Work item →
Your reply should be a single number, the count of lines in the records that contain "thumbs".

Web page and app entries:
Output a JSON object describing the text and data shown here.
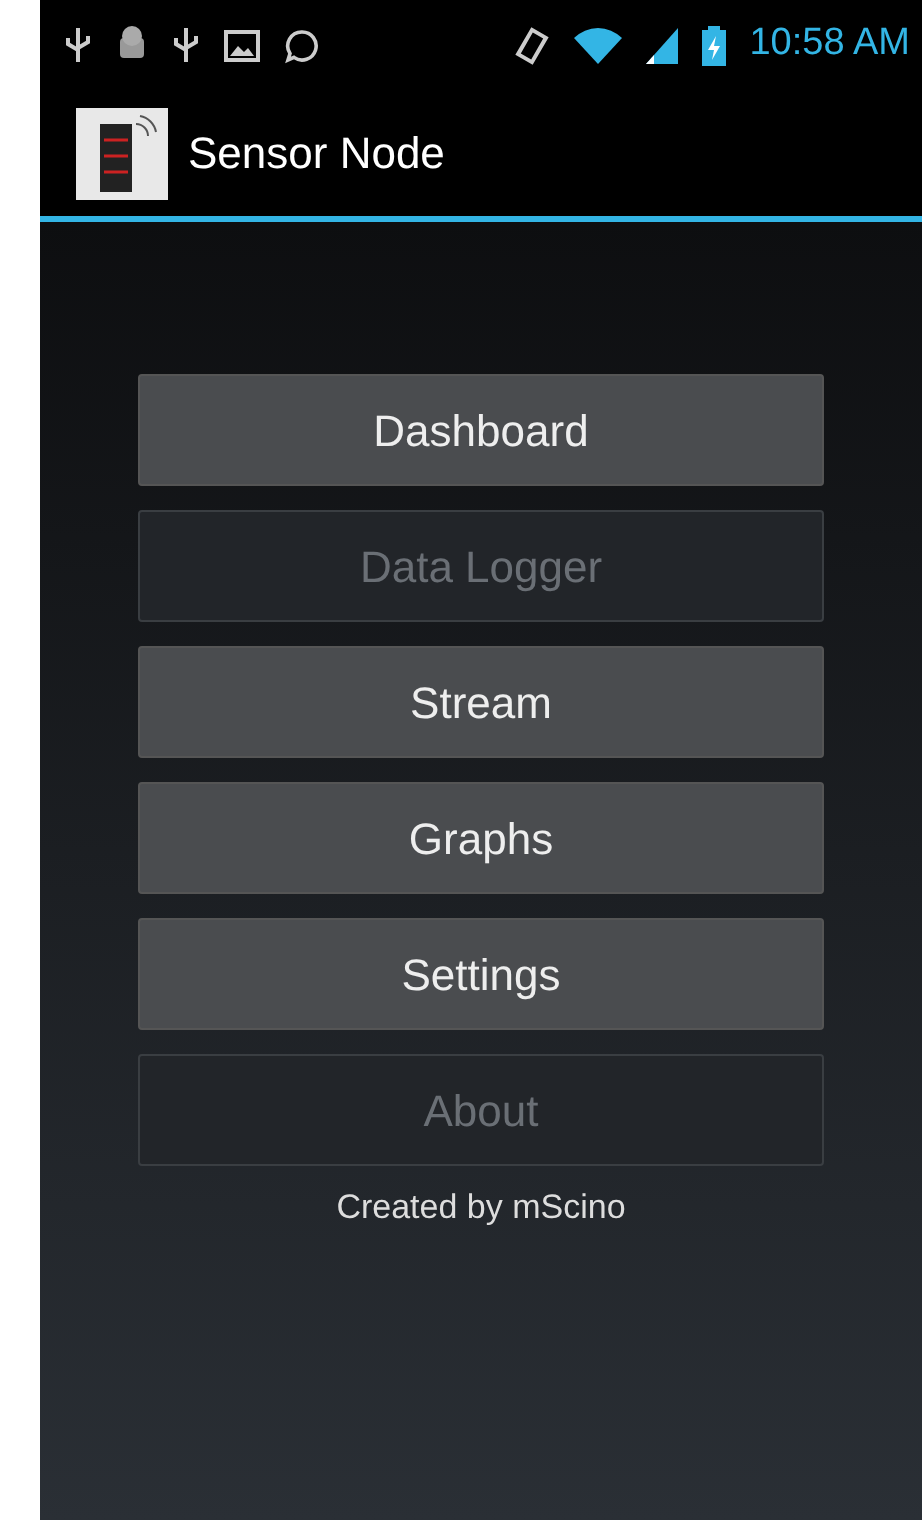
{
  "status_bar": {
    "time": "10:58 AM"
  },
  "app_bar": {
    "title": "Sensor Node"
  },
  "menu": [
    {
      "label": "Dashboard",
      "disabled": false
    },
    {
      "label": "Data Logger",
      "disabled": true
    },
    {
      "label": "Stream",
      "disabled": false
    },
    {
      "label": "Graphs",
      "disabled": false
    },
    {
      "label": "Settings",
      "disabled": false
    },
    {
      "label": "About",
      "disabled": true
    }
  ],
  "footer": {
    "text": "Created by mScino"
  }
}
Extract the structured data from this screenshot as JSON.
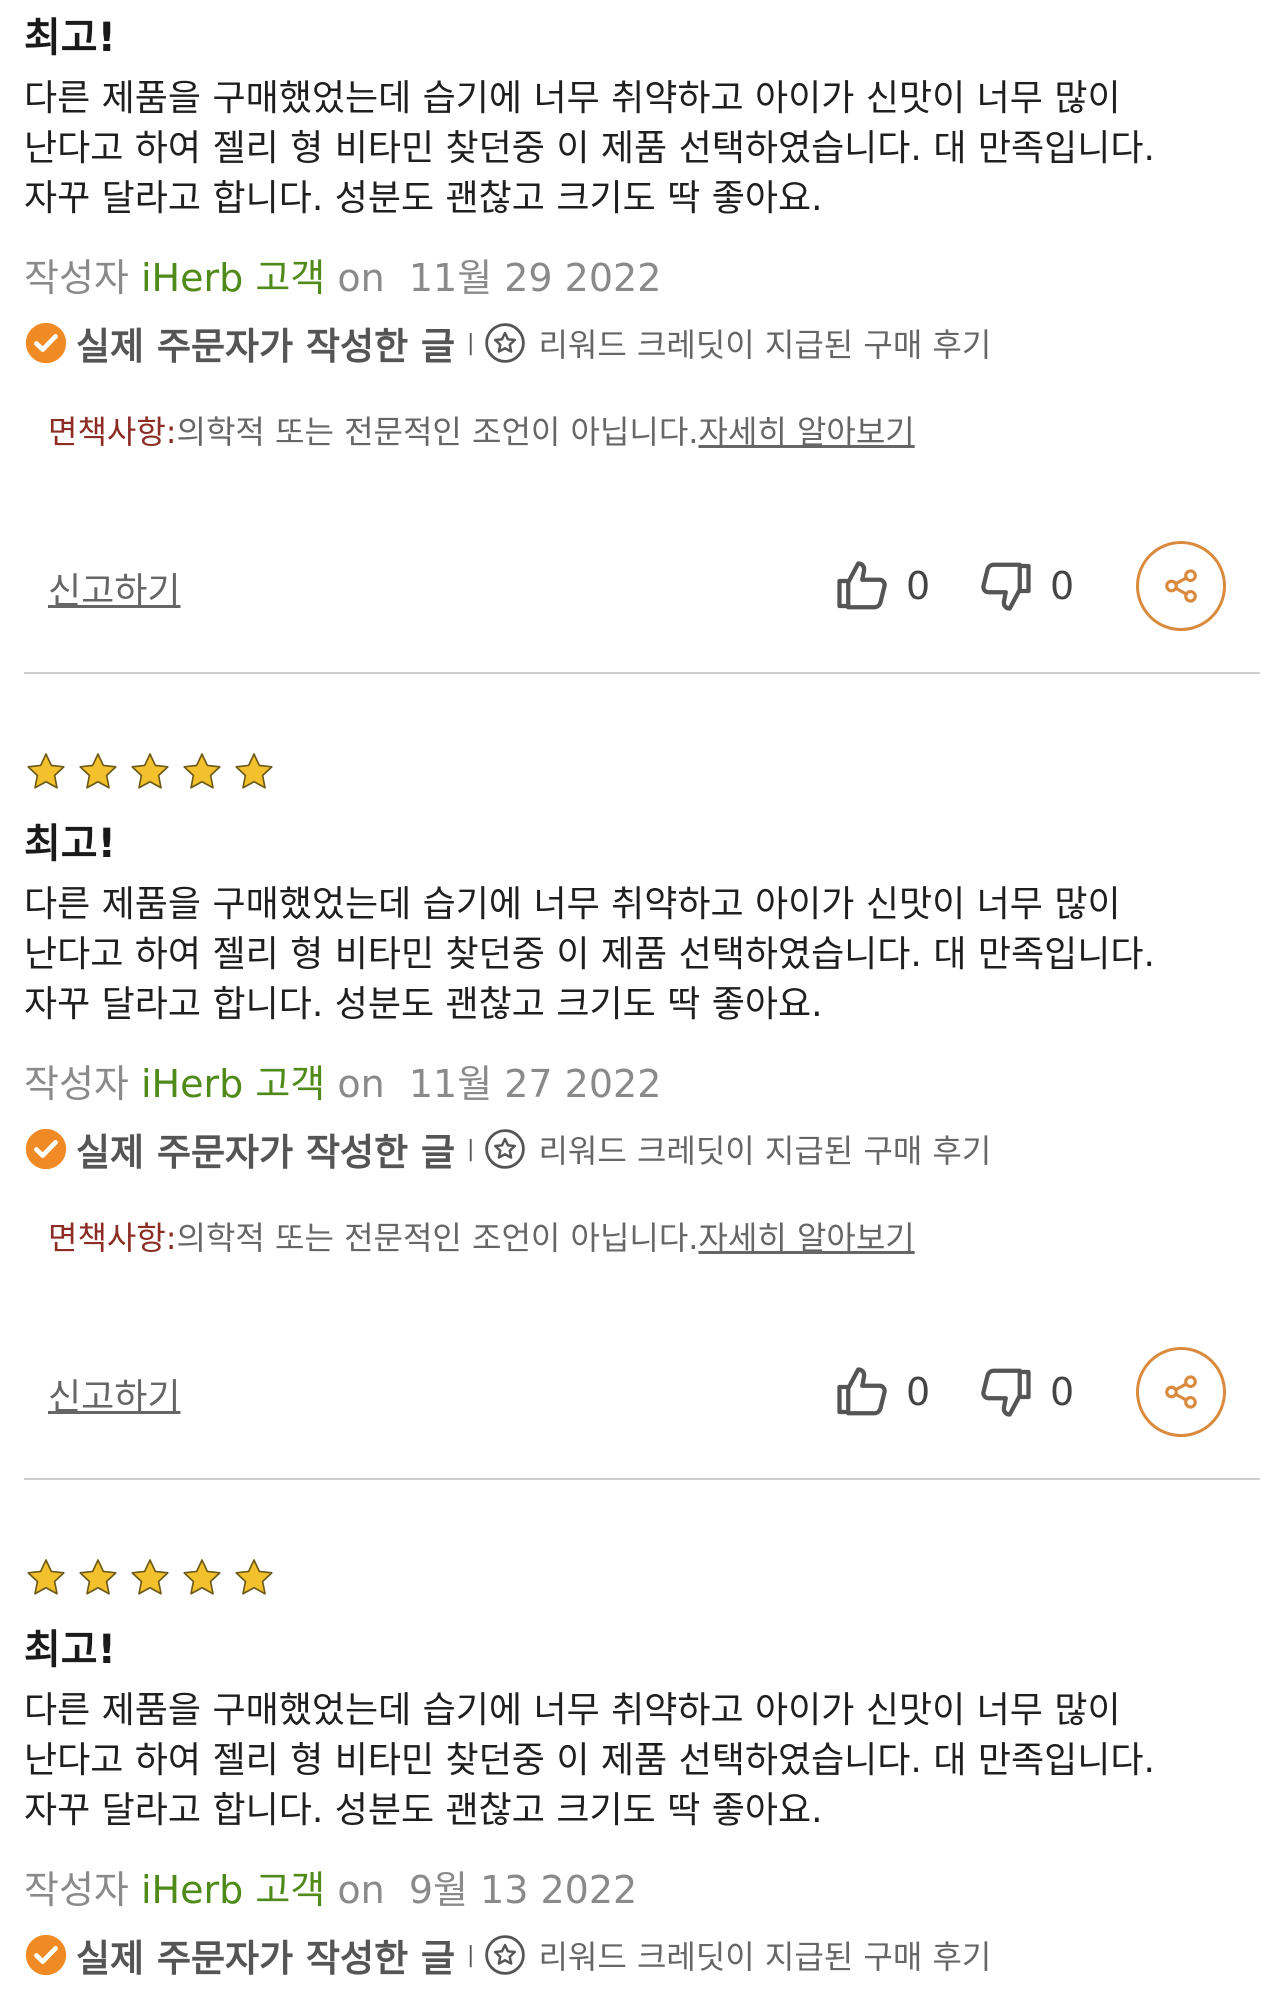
{
  "colors": {
    "author": "#4f8a1b",
    "disclaimer_label": "#8b2d24",
    "star": "#f3c12d",
    "verified_check": "#f08a24",
    "share_border": "#d98a3d"
  },
  "common": {
    "title": "최고!",
    "body_lines": [
      "다른 제품을 구매했었는데 습기에 너무 취약하고 아이가 신맛이 너무 많이",
      "난다고 하여 젤리 형 비타민 찾던중 이 제품 선택하였습니다. 대 만족입니다.",
      "자꾸 달라고 합니다. 성분도 괜찮고 크기도 딱 좋아요."
    ],
    "author_prefix": "작성자",
    "author_name": "iHerb 고객",
    "on_label": "on",
    "verified_label": "실제 주문자가 작성한 글",
    "separator": "|",
    "reward_label": "리워드 크레딧이 지급된 구매 후기",
    "disclaimer_label": "면책사항:",
    "disclaimer_text": "의학적 또는 전문적인 조언이 아닙니다.",
    "learn_more": "자세히 알아보기",
    "report_label": "신고하기",
    "rating": 5,
    "icons": {
      "star": "star-icon",
      "verified": "check-circle-icon",
      "reward": "reward-star-icon",
      "helpful": "thumbs-up-icon",
      "not_helpful": "thumbs-down-icon",
      "share": "share-icon"
    }
  },
  "reviews": [
    {
      "date": "11월 29 2022",
      "helpful_count": "0",
      "not_helpful_count": "0"
    },
    {
      "date": "11월 27 2022",
      "helpful_count": "0",
      "not_helpful_count": "0"
    },
    {
      "date": "9월 13 2022"
    }
  ]
}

Written answer →
2